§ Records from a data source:
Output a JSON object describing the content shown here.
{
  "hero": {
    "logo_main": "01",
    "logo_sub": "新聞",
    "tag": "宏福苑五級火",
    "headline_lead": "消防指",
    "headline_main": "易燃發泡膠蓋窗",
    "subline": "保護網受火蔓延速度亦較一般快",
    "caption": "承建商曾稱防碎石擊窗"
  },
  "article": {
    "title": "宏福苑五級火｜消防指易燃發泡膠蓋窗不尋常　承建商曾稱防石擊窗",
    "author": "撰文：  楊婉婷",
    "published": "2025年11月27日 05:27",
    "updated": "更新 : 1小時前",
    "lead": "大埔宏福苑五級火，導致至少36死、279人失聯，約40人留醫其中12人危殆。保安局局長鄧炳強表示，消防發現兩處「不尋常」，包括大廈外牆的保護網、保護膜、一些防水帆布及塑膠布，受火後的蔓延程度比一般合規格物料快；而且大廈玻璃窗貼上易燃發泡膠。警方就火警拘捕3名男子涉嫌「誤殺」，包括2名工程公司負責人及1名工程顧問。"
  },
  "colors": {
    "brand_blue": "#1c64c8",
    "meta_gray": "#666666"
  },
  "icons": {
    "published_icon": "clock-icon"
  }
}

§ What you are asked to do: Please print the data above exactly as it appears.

§ Reply:
Output a JSON object describing the content shown here.
{
  "hero": {
    "logo_main": "01",
    "logo_sub": "新聞",
    "tag": "宏福苑五級火",
    "headline_lead": "消防指",
    "headline_main": "易燃發泡膠蓋窗",
    "subline": "保護網受火蔓延速度亦較一般快",
    "caption": "承建商曾稱防碎石擊窗"
  },
  "article": {
    "title": "宏福苑五級火｜消防指易燃發泡膠蓋窗不尋常　承建商曾稱防石擊窗",
    "author": "撰文：  楊婉婷",
    "published": "2025年11月27日 05:27",
    "updated": "更新 : 1小時前",
    "lead": "大埔宏福苑五級火，導致至少36死、279人失聯，約40人留醫其中12人危殆。保安局局長鄧炳強表示，消防發現兩處「不尋常」，包括大廈外牆的保護網、保護膜、一些防水帆布及塑膠布，受火後的蔓延程度比一般合規格物料快；而且大廈玻璃窗貼上易燃發泡膠。警方就火警拘捕3名男子涉嫌「誤殺」，包括2名工程公司負責人及1名工程顧問。"
  },
  "colors": {
    "brand_blue": "#1c64c8",
    "meta_gray": "#666666"
  },
  "icons": {
    "published_icon": "clock-icon"
  }
}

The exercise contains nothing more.